Government hails latest GDP figures, but there is still room for scepticism over this 'glorious recovery'

Ben Chu
Evan Davis: The BBC’s wolf in sheep’s clothing to take over at Newsnight

The BBC’s wolf in sheep’s clothing

What will Evan Davis be like on Newsnight?
Finding the names for America’s shame: What happens to the immigrants crossing the US-Mexico border without documents who never make it past the Arizona desert?

Finding the names for America’s shame

The immigrants crossing the US-Mexico border without documents who never make it past the Arizona desert
Inside a church for Born Again Christians: Speaking to God in a Manchester multiplex

Inside a church for Born Again Christians

As Britain's Anglican church struggles to establish its modern identity, one branch of Christianity is booming
Rihanna, Kim Kardashian and me: How Olivier Rousteing is revitalising the house of Balmain

Olivier Rousteing is revitalising the house of Balmain

Parisian couturier Pierre Balmain made his name dressing the mid-century jet set. Today, Olivier Rousteing – heir to the house Pierre built – is celebrating their 21st-century equivalents. The result? Nothing short of Balmania
Cancer, cardiac arrest, HIV and homelessness - and he's only 39

Incredible survival story of David Tovey

Tovey went from cooking for the Queen to rifling through bins for his supper.

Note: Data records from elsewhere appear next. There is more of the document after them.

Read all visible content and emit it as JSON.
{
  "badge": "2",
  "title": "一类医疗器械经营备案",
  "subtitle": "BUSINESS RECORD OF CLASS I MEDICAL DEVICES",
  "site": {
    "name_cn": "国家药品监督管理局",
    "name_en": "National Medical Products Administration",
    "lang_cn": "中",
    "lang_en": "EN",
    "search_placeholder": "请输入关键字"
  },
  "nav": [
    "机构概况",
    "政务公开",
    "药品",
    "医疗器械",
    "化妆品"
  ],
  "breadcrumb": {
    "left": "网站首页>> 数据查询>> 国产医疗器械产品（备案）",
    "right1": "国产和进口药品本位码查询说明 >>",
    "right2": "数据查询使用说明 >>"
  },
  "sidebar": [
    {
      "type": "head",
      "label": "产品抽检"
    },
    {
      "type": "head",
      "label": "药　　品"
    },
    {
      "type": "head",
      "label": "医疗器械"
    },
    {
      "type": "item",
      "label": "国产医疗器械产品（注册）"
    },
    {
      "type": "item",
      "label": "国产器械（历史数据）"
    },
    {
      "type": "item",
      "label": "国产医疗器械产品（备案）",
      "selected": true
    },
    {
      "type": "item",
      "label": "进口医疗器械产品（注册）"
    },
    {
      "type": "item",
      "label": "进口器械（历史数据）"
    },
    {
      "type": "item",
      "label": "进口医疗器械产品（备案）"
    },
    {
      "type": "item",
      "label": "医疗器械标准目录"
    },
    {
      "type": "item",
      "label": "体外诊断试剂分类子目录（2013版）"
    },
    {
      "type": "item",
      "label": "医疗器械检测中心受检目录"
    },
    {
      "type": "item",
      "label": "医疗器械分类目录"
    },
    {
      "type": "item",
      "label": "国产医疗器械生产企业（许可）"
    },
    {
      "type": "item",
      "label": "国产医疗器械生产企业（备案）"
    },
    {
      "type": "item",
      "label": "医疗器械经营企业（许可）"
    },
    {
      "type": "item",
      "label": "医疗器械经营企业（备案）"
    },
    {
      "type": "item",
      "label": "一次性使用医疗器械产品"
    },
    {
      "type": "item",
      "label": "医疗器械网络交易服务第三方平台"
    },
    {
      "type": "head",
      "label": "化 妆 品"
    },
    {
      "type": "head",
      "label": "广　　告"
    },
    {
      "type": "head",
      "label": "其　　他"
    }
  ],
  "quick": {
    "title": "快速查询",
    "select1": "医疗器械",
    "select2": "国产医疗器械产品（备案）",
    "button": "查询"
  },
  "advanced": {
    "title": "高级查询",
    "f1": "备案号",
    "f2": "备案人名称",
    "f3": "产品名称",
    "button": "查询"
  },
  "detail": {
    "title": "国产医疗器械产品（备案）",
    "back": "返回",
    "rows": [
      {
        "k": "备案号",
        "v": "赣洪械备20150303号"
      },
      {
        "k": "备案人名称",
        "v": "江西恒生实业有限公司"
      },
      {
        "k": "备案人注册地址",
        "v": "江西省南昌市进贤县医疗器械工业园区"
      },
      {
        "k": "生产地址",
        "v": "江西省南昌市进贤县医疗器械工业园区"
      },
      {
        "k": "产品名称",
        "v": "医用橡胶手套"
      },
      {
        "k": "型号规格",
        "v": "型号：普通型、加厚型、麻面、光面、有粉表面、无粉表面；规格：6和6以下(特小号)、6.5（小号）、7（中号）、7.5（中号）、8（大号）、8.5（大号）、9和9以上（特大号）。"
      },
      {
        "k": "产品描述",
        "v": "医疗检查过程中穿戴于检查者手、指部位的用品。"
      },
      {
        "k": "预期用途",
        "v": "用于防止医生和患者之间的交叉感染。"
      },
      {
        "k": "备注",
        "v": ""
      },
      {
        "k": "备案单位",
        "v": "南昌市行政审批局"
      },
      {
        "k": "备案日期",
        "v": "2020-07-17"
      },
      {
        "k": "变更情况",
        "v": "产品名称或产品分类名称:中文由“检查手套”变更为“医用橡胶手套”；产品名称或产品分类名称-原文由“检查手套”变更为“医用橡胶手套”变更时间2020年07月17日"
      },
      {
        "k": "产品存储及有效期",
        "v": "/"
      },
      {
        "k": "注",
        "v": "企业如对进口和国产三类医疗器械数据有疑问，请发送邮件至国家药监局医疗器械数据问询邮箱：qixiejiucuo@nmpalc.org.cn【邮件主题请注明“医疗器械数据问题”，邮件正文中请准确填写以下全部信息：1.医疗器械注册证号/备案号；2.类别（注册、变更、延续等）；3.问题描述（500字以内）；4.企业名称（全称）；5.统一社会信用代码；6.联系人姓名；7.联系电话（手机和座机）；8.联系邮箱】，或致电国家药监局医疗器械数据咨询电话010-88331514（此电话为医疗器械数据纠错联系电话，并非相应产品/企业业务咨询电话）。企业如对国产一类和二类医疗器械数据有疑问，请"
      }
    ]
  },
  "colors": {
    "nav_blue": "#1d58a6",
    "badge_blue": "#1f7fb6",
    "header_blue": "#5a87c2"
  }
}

His is a startling story of endurance against the odds – and of a social safety net failing at every turn
Backhanders, bribery and abuses of power have soared in China as economy surges

Bribery and abuses of power soar in China

The bribery is fuelled by the surge in China's economy but the rules of corruption are subtle and unspoken, finds Evan Osnos, as he learns the dark arts from a master
Commonwealth Games 2014: Highland terriers stole the show at the opening ceremony

Highland terriers steal the show at opening ceremony

Gillian Orr explores why a dog loved by film stars and presidents is finally having its day
German art world rocked as artists use renowned fat sculpture to distil schnapps

Brewing the fat from artwork angers widow of sculptor

Part of Joseph Beuys' 1982 sculpture 'Fettecke' used to distil schnapps
BBC's The Secret History of Our Streets reveals a fascinating window into Britain's past

BBC takes viewers back down memory lane

The Secret History of Our Streets, which returns with three films looking at Scottish streets, is the inverse of Benefits Street - delivering warmth instead of cynicism
Joe, film review: Nicolas Cage delivers an astonishing performance in low budget drama

Nicolas Cage shines in low-budget drama Joe

Cage plays an ex-con in David Gordon Green's independent drama, which has been adapted from a novel by Larry Brown
How to make your own gourmet ice lollies, granitas, slushy cocktails and frozen yoghurt

Make your own ice lollies and frozen yoghurt

Think outside the cool box for this summer's tempting frozen treats
Ford Fiesta is UK's most popular car of all-time, with sales topping 4.1 million since 1976

Fiesta is UK's most popular car of all-time

Sales have topped 4.1 million since 1976. To celebrate this milestone, four Independent writers recall their Fiestas with pride
10 best reed diffusers

Heaven scent: 10 best reed diffusers

Keep your rooms smelling summery and fresh with one of these subtle but distinctive home fragrances that’ll last you months
Commonwealth Games 2014: Female boxers set to compete for first time

Female boxers set to compete at Commonwealth Games for first time

There’s no favourites and with no headguards anything could happen
Five things we’ve learned so far about Manchester United under Louis van Gaal

Five things we’ve learned so far about United under Van Gaal

It’s impossible to avoid the impression that the Dutch manager is playing to the gallery a little